**THE PROBLEM:**
Print each entry word for word without images.
[[ PROVIDED INFORMATION open ]]
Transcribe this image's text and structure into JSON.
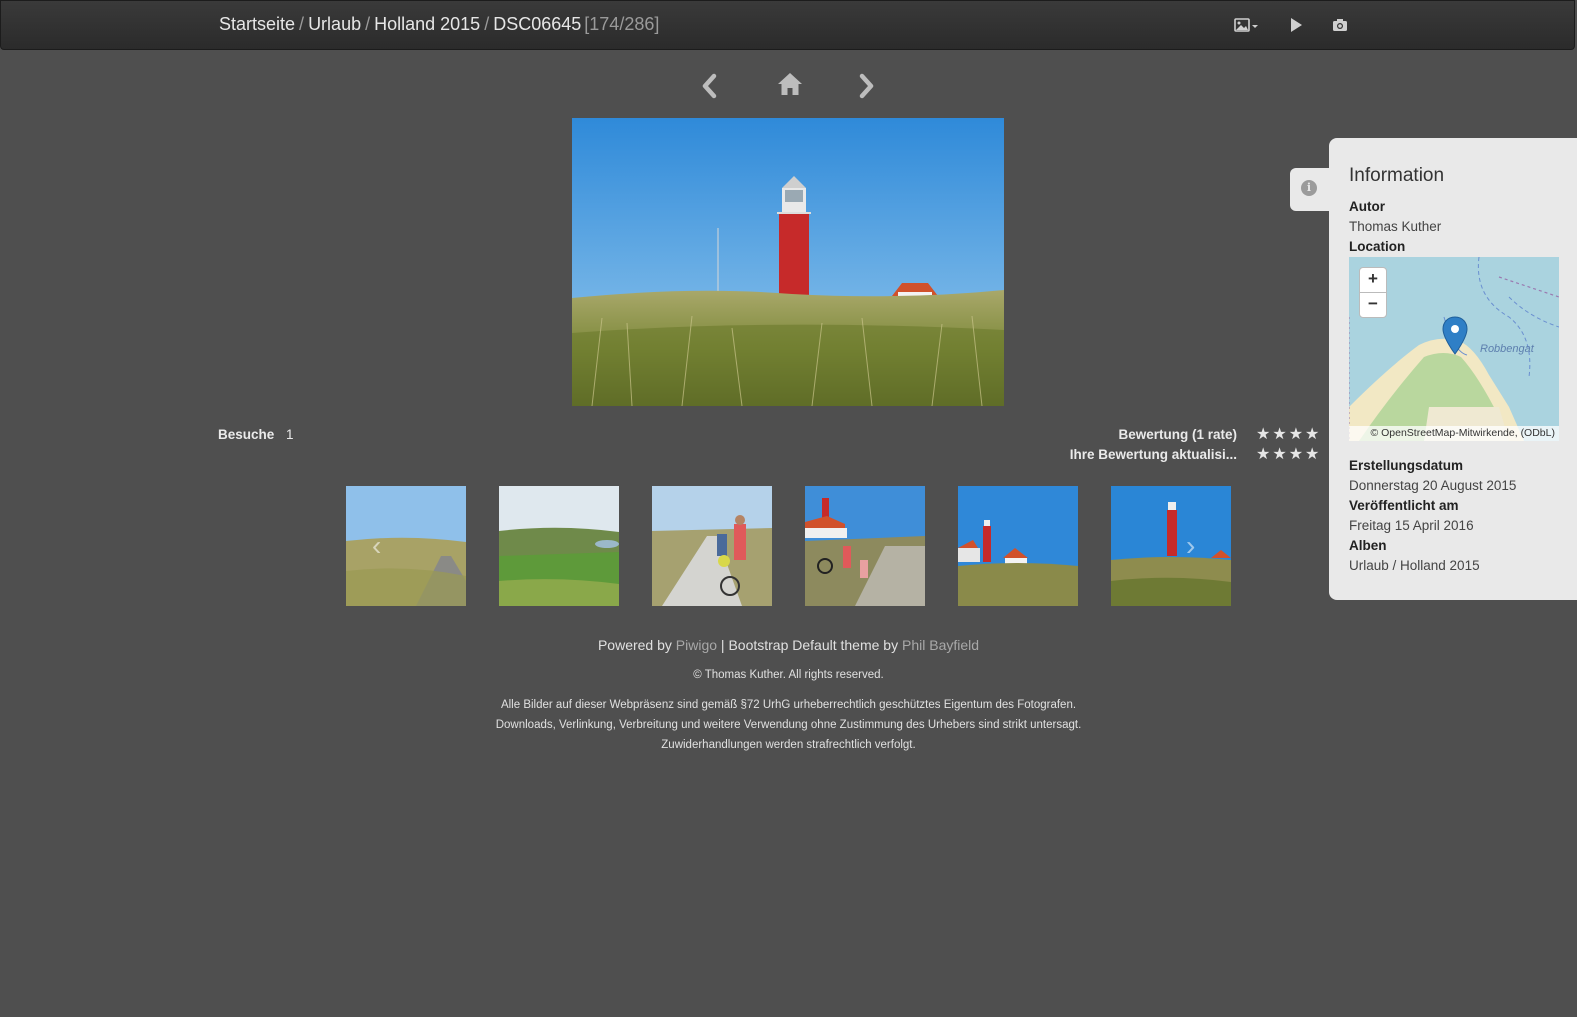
{
  "breadcrumb": {
    "items": [
      "Startseite",
      "Urlaub",
      "Holland 2015"
    ],
    "current": "DSC06645",
    "position": "[174/286]"
  },
  "toolbar": {
    "icons": [
      "image-size-icon",
      "slideshow-play-icon",
      "camera-icon"
    ]
  },
  "image_nav": {
    "icons": [
      "previous-arrow-icon",
      "home-icon",
      "next-arrow-icon"
    ]
  },
  "main_photo": {
    "subject": "lighthouse"
  },
  "stats": {
    "visits_label": "Besuche",
    "visits_value": "1",
    "rating_label": "Bewertung (1 rate)",
    "rating_stars": "★★★★",
    "your_rating_label": "Ihre Bewertung aktualisi...",
    "your_rating_stars": "★★★★"
  },
  "thumbnails": [
    {
      "name": "thumb-dune-road"
    },
    {
      "name": "thumb-green-marsh"
    },
    {
      "name": "thumb-cyclists-path"
    },
    {
      "name": "thumb-bikes-lighthouse"
    },
    {
      "name": "thumb-lighthouse-house"
    },
    {
      "name": "thumb-lighthouse-grass"
    }
  ],
  "footer": {
    "powered_prefix": "Powered by",
    "piwigo": "Piwigo",
    "theme_text": "| Bootstrap Default theme by",
    "author_link": "Phil Bayfield",
    "copyright": "© Thomas Kuther. All rights reserved.",
    "notice_1": "Alle Bilder auf dieser Webpräsenz sind gemäß §72 UrhG urheberrechtlich geschütztes Eigentum des Fotografen.",
    "notice_2": "Downloads, Verlinkung, Verbreitung und weitere Verwendung ohne Zustimmung des Urhebers sind strikt untersagt.",
    "notice_3": "Zuwiderhandlungen werden strafrechtlich verfolgt."
  },
  "info": {
    "title": "Information",
    "author_label": "Autor",
    "author": "Thomas Kuther",
    "location_label": "Location",
    "map": {
      "zoom_in": "+",
      "zoom_out": "−",
      "place_label": "Robbengat",
      "attribution": "© OpenStreetMap-Mitwirkende, (ODbL)"
    },
    "created_label": "Erstellungsdatum",
    "created": "Donnerstag 20 August 2015",
    "published_label": "Veröffentlicht am",
    "published": "Freitag 15 April 2016",
    "albums_label": "Alben",
    "albums": "Urlaub / Holland 2015"
  }
}
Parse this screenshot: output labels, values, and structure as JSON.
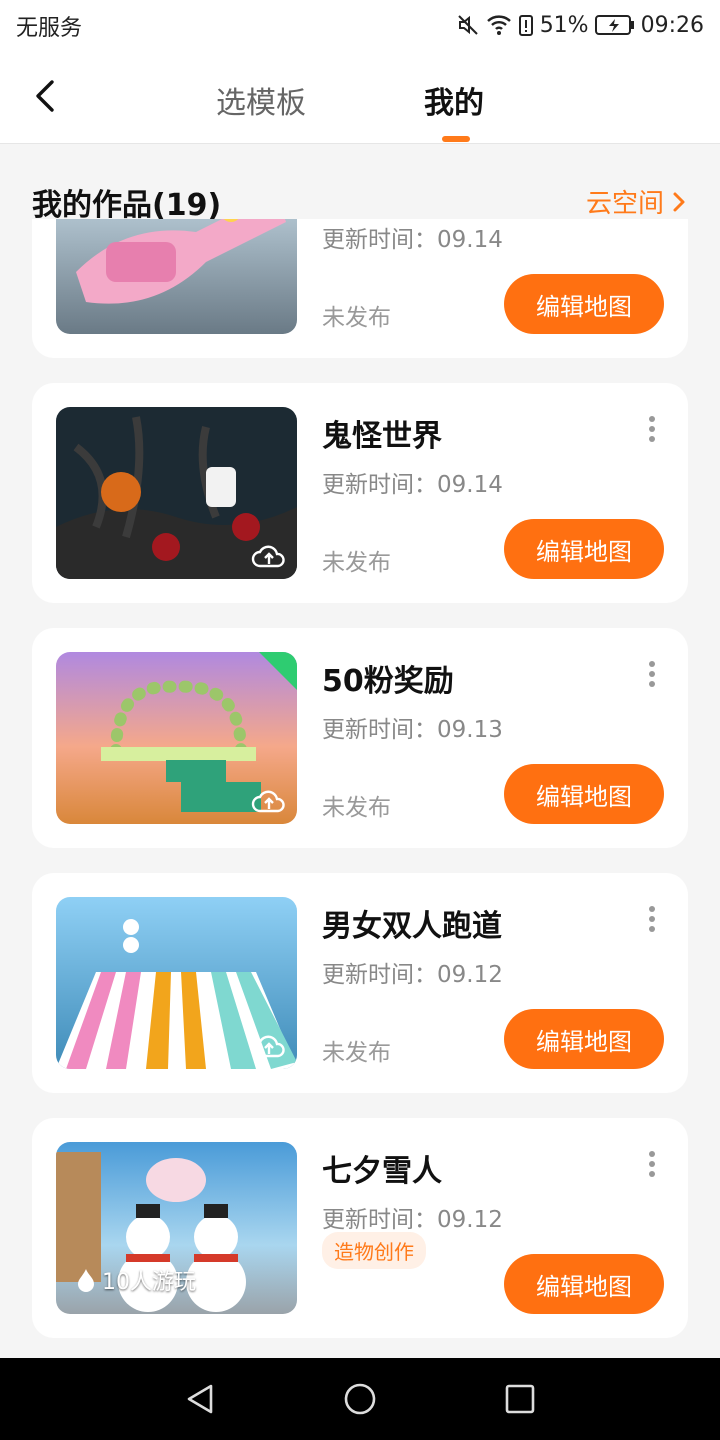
{
  "status_bar": {
    "carrier": "无服务",
    "battery": "51%",
    "time": "09:26"
  },
  "header": {
    "tabs": [
      {
        "label": "选模板",
        "active": false
      },
      {
        "label": "我的",
        "active": true
      }
    ],
    "accent": "#ff7a1a"
  },
  "section": {
    "title": "我的作品(19)",
    "cloud_link": "云空间"
  },
  "cards": [
    {
      "title": "",
      "updated": "更新时间：09.14",
      "status": "未发布",
      "button": "编辑地图",
      "thumb": "pink-castle"
    },
    {
      "title": "鬼怪世界",
      "updated": "更新时间：09.14",
      "status": "未发布",
      "button": "编辑地图",
      "thumb": "spooky-forest"
    },
    {
      "title": "50粉奖励",
      "updated": "更新时间：09.13",
      "status": "未发布",
      "button": "编辑地图",
      "thumb": "heart-arch"
    },
    {
      "title": "男女双人跑道",
      "updated": "更新时间：09.12",
      "status": "未发布",
      "button": "编辑地图",
      "thumb": "striped-track"
    },
    {
      "title": "七夕雪人",
      "updated": "更新时间：09.12",
      "tag": "造物创作",
      "plays": "10人游玩",
      "button": "编辑地图",
      "thumb": "snowmen"
    }
  ]
}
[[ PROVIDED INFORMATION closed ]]
**TASK SOLUTION:**
Transcribe this image's text and structure into JSON.
{
  "breadcrumb": {
    "items": [
      "Startseite",
      "Urlaub",
      "Holland 2015"
    ],
    "current": "DSC06645",
    "position": "[174/286]"
  },
  "toolbar": {
    "icons": [
      "image-size-icon",
      "slideshow-play-icon",
      "camera-icon"
    ]
  },
  "image_nav": {
    "icons": [
      "previous-arrow-icon",
      "home-icon",
      "next-arrow-icon"
    ]
  },
  "main_photo": {
    "subject": "lighthouse"
  },
  "stats": {
    "visits_label": "Besuche",
    "visits_value": "1",
    "rating_label": "Bewertung (1 rate)",
    "rating_stars": "★★★★",
    "your_rating_label": "Ihre Bewertung aktualisi...",
    "your_rating_stars": "★★★★"
  },
  "thumbnails": [
    {
      "name": "thumb-dune-road"
    },
    {
      "name": "thumb-green-marsh"
    },
    {
      "name": "thumb-cyclists-path"
    },
    {
      "name": "thumb-bikes-lighthouse"
    },
    {
      "name": "thumb-lighthouse-house"
    },
    {
      "name": "thumb-lighthouse-grass"
    }
  ],
  "footer": {
    "powered_prefix": "Powered by",
    "piwigo": "Piwigo",
    "theme_text": "| Bootstrap Default theme by",
    "author_link": "Phil Bayfield",
    "copyright": "© Thomas Kuther. All rights reserved.",
    "notice_1": "Alle Bilder auf dieser Webpräsenz sind gemäß §72 UrhG urheberrechtlich geschütztes Eigentum des Fotografen.",
    "notice_2": "Downloads, Verlinkung, Verbreitung und weitere Verwendung ohne Zustimmung des Urhebers sind strikt untersagt.",
    "notice_3": "Zuwiderhandlungen werden strafrechtlich verfolgt."
  },
  "info": {
    "title": "Information",
    "author_label": "Autor",
    "author": "Thomas Kuther",
    "location_label": "Location",
    "map": {
      "zoom_in": "+",
      "zoom_out": "−",
      "place_label": "Robbengat",
      "attribution": "© OpenStreetMap-Mitwirkende, (ODbL)"
    },
    "created_label": "Erstellungsdatum",
    "created": "Donnerstag 20 August 2015",
    "published_label": "Veröffentlicht am",
    "published": "Freitag 15 April 2016",
    "albums_label": "Alben",
    "albums": "Urlaub / Holland 2015"
  }
}
Parse this screenshot: output labels, values, and structure as JSON.
{
  "status_bar": {
    "carrier": "无服务",
    "battery": "51%",
    "time": "09:26"
  },
  "header": {
    "tabs": [
      {
        "label": "选模板",
        "active": false
      },
      {
        "label": "我的",
        "active": true
      }
    ],
    "accent": "#ff7a1a"
  },
  "section": {
    "title": "我的作品(19)",
    "cloud_link": "云空间"
  },
  "cards": [
    {
      "title": "",
      "updated": "更新时间：09.14",
      "status": "未发布",
      "button": "编辑地图",
      "thumb": "pink-castle"
    },
    {
      "title": "鬼怪世界",
      "updated": "更新时间：09.14",
      "status": "未发布",
      "button": "编辑地图",
      "thumb": "spooky-forest"
    },
    {
      "title": "50粉奖励",
      "updated": "更新时间：09.13",
      "status": "未发布",
      "button": "编辑地图",
      "thumb": "heart-arch"
    },
    {
      "title": "男女双人跑道",
      "updated": "更新时间：09.12",
      "status": "未发布",
      "button": "编辑地图",
      "thumb": "striped-track"
    },
    {
      "title": "七夕雪人",
      "updated": "更新时间：09.12",
      "tag": "造物创作",
      "plays": "10人游玩",
      "button": "编辑地图",
      "thumb": "snowmen"
    }
  ]
}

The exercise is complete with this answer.